I constantly wonder why the provincial and federal governments aren’t trying to attract large, multinational firms to New Brunswick to help get us out of this mess we are in. In fact, I wrote Allan Rock when he was Minister of Industry. I got a nice, polite letter back stating that these large firms like to locate in a ‘cluster’, in large urban markets with integrated supply logistics to support just-in-time inventories – yadda, yadda, yadda.
So, just for fun, I wrote Buzz Hargrove and asked why he hasn’t pushed to get an auto manufacturer in his home province, New Brunswick. His chief economist emailed me and said that large firms like to locate in a ‘cluster’, in large urban markets with integrated supply logistics to support just-in-time inventories – yadda, yadda, yadda.
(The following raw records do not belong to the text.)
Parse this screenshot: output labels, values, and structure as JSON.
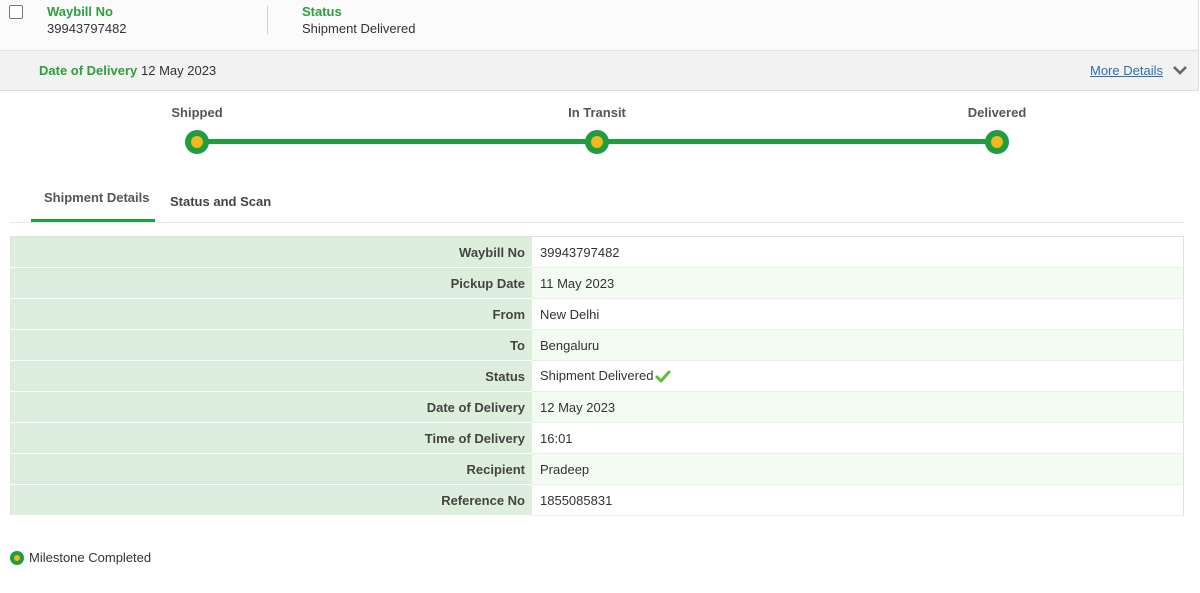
{
  "top": {
    "waybill_label": "Waybill No",
    "waybill_value": "39943797482",
    "status_label": "Status",
    "status_value": "Shipment Delivered"
  },
  "delivery_bar": {
    "label": "Date of Delivery",
    "value": "12 May 2023",
    "more_link": "More Details",
    "chevron_icon": "chevron-down-icon"
  },
  "progress": {
    "steps": [
      "Shipped",
      "In Transit",
      "Delivered"
    ],
    "completed_steps": 3,
    "colors": {
      "track": "#1e9e3e",
      "milestone_center": "#f3b81c"
    }
  },
  "tabs": {
    "items": [
      "Shipment Details",
      "Status and Scan"
    ],
    "active": "Shipment Details"
  },
  "details": {
    "rows": [
      {
        "key": "Waybill No",
        "value": "39943797482"
      },
      {
        "key": "Pickup Date",
        "value": "11 May 2023"
      },
      {
        "key": "From",
        "value": "New Delhi"
      },
      {
        "key": "To",
        "value": "Bengaluru"
      },
      {
        "key": "Status",
        "value": "Shipment Delivered"
      },
      {
        "key": "Date of Delivery",
        "value": "12 May 2023"
      },
      {
        "key": "Time of Delivery",
        "value": "16:01"
      },
      {
        "key": "Recipient",
        "value": "Pradeep"
      },
      {
        "key": "Reference No",
        "value": "1855085831"
      }
    ],
    "status_icon": "checkmark-icon"
  },
  "legend": {
    "label": "Milestone Completed"
  }
}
The only problem I have with the government and the unions is that their logic flies in the face of every other country I have studied from Ireland to Brazil to the United States.
Consider an announcement this week. The parent company of European aircraft maker Airbus SAS has selected four Southern states as finalists for a $600 million U.S. factory to build refueling tankers for the U.S. military. Sites in Mobile, Ala. (population 193,000); Melbourne, Fla. (population 75,000); Kiln, Miss.(population 2,000); and North Charleston, S.C.(population 82,000), will compete for the right to host the U.S. factory, which could begin operations as soon as next year.
Now, these four locations are about as far from New York, Boston, Chicago, LA (the U.S. versions of Toronto, Montreal, Calgary and Vancouver) as you can get. Just about similar to say, Atlantic Canada.
In fact, the ‘Atlantic Canada’ of the United States, the new south, has boomed over the past 15 years while New York, Boston, Chicago, etc. have grown much slower. Of the 200+ large industrial projects announced in the past 2 years in the U.S., all but two were located in communities outside these large urban centres. In fact, the majority located in communities of under 150,000 people.
What was that you said about integrated supply logistics and just-in-time inventories?
It’s no wonder the OECD said in 2002 that the biggest threat to Canada’s economy was the lack of regional economic development.